An approach based on ‘Common but Differentiated Responsibility’ and Equity.
Proposed by Jeffrey Sachs and Shiv Someshwar, Asia Development Bank Paper 371, July 2012)
“Purpose. The Green Fund will receive assessed contributions of member countries and will disburse grant and loan funds to low-income and middle-income countries to pursue programs of climate-change mitigation and adaptation.
Duration. The Green Fund will operate until the sustainable reduction of GHG emissions sufficient to meet the objectives of the UNFCCC. This is targeted to occur no later than 2050.
Members. All signatories of the UNFCCC are members of the Green Fund.
Governance. The Governing Board will include two representative countries of each Regional Development Bank. Each RDB will select its representatives according to procedures set by the Governing Boards of the respective banks. The countries will serve for two years. At least one of the two countries will be a recipient country of the Green Fund. Each MDB will have a non-voting representative, as will relevant UN agencies.
Funding. The Green Fund will be funded by assessments paid by member countries. Assessments will be determined according to each country’s CO2emissions and the country’s GDP per capita (World Bank Atlas method)”.
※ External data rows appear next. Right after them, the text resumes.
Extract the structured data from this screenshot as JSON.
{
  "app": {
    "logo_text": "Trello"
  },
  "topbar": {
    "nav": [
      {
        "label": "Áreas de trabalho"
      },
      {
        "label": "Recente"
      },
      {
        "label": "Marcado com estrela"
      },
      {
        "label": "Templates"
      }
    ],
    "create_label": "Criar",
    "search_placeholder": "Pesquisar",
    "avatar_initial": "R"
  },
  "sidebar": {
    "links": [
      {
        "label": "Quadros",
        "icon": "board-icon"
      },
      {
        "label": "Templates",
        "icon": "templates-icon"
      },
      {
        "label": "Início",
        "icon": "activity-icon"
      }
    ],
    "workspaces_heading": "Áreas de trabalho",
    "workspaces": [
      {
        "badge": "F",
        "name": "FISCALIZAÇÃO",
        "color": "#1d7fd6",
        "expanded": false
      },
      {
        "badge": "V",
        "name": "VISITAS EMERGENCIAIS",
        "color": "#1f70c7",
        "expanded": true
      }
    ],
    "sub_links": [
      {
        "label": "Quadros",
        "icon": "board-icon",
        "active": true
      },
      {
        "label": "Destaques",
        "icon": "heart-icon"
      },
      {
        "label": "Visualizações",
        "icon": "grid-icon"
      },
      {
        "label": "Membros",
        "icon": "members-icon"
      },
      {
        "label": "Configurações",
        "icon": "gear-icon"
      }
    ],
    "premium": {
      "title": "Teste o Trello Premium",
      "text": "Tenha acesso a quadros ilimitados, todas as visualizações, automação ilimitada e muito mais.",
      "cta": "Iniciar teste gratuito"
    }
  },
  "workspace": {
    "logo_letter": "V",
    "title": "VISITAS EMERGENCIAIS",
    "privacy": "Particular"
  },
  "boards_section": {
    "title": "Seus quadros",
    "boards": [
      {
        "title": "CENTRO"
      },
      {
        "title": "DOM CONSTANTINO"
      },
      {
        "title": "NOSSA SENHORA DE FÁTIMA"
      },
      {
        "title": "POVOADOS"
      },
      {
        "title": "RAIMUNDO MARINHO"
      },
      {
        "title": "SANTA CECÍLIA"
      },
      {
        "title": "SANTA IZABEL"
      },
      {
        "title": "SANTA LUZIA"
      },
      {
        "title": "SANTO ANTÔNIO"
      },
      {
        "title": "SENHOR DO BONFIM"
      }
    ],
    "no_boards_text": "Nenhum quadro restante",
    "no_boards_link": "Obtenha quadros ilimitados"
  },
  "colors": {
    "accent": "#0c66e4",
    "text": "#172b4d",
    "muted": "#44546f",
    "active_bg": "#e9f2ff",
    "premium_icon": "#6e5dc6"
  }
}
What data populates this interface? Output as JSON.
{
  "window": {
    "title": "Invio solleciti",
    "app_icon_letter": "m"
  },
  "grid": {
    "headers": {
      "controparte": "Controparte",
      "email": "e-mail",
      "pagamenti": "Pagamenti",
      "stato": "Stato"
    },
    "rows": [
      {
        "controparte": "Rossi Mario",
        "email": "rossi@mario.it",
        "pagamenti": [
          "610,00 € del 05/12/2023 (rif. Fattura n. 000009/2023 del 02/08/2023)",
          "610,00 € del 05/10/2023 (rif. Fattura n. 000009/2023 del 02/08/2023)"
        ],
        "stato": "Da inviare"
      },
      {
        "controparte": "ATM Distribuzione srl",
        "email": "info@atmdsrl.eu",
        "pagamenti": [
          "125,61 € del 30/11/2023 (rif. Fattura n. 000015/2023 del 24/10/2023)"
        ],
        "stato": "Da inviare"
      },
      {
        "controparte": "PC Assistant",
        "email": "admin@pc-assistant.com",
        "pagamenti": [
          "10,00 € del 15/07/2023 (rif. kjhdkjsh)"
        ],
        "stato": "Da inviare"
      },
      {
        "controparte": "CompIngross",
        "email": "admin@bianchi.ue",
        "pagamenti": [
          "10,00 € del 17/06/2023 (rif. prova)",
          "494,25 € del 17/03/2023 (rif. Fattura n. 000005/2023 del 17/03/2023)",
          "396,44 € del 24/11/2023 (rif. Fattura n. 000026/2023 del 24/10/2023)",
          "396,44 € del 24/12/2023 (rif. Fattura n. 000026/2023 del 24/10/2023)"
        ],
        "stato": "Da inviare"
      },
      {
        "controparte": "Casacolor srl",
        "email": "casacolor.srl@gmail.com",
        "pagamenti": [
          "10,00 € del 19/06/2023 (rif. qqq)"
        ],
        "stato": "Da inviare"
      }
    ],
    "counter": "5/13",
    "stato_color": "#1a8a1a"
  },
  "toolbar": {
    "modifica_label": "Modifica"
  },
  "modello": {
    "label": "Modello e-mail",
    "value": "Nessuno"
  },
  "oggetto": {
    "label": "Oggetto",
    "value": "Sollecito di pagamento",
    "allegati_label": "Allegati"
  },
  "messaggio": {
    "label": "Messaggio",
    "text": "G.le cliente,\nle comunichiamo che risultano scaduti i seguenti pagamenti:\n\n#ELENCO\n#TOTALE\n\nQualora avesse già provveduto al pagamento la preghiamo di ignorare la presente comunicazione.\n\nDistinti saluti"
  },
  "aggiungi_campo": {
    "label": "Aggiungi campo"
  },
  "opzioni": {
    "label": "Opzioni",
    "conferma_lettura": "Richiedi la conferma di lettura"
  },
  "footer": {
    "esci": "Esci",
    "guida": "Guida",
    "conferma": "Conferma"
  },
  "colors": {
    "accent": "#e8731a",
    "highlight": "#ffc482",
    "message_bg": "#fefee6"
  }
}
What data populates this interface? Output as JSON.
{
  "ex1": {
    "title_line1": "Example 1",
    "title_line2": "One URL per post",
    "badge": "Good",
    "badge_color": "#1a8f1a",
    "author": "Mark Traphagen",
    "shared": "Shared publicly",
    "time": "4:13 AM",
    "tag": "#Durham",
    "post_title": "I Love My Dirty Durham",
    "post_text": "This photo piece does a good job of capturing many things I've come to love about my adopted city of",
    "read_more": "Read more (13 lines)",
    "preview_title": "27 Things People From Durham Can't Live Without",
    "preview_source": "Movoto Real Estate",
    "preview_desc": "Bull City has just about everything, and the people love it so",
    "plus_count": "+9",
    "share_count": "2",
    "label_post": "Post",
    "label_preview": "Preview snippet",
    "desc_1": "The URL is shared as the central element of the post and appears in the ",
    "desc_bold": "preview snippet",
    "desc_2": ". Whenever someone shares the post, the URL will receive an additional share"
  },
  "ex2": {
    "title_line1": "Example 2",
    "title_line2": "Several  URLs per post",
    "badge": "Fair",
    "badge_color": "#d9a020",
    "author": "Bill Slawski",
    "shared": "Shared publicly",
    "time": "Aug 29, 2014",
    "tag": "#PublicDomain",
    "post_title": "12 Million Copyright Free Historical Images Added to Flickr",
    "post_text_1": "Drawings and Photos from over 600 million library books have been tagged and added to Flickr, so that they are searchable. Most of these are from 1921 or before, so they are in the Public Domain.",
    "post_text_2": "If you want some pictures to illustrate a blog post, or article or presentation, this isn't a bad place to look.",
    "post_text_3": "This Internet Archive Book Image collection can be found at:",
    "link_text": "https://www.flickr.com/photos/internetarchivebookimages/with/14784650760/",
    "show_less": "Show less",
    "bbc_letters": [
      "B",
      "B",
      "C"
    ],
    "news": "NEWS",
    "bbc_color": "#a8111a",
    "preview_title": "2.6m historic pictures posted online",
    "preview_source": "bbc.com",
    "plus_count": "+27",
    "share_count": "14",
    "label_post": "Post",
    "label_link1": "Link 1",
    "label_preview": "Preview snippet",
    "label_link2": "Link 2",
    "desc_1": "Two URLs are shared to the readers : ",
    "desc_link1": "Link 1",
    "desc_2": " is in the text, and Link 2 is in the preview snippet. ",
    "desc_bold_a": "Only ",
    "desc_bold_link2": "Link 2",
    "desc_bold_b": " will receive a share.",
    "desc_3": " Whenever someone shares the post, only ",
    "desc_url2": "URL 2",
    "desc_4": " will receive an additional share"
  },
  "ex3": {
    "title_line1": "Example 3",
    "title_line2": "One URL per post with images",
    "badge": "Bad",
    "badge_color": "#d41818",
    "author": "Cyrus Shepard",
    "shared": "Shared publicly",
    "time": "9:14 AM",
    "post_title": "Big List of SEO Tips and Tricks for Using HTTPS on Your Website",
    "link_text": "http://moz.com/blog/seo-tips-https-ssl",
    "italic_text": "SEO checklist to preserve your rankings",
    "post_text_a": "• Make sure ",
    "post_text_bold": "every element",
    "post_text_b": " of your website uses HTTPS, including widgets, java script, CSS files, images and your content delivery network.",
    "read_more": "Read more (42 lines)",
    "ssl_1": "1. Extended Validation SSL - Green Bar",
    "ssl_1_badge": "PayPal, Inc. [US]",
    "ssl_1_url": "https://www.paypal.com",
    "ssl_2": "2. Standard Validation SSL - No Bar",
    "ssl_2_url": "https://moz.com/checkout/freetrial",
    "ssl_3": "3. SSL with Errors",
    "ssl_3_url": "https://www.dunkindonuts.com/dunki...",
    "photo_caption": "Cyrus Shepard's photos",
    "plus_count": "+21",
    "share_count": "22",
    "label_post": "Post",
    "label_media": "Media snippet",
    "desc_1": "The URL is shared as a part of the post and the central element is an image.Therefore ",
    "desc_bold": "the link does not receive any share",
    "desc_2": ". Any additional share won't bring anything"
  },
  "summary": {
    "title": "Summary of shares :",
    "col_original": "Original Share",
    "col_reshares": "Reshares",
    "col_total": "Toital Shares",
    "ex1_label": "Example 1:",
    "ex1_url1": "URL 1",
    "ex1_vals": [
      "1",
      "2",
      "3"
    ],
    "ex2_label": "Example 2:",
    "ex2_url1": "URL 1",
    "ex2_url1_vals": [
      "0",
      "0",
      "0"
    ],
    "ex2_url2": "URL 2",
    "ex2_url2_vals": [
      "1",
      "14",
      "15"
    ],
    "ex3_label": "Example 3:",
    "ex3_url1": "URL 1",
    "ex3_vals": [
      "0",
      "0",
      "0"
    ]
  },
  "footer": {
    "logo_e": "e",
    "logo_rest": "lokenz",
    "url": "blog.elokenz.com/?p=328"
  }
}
Although its carbon reduction strategy is very different, in practice, the Green Fund would be similar to Kyoto 2. Like K2, it gives the impression that some developing countries cannot be trusted to administer affairs to the advantage of its citizens. Nevertheless, it may attract support from climate vulnerable nations that like the prospect of a guaranteed steady income which is largely insulated from recession. However, it will be hard to quantify the amount by which the Green Fund will reduce carbon emissions – nationally or globally.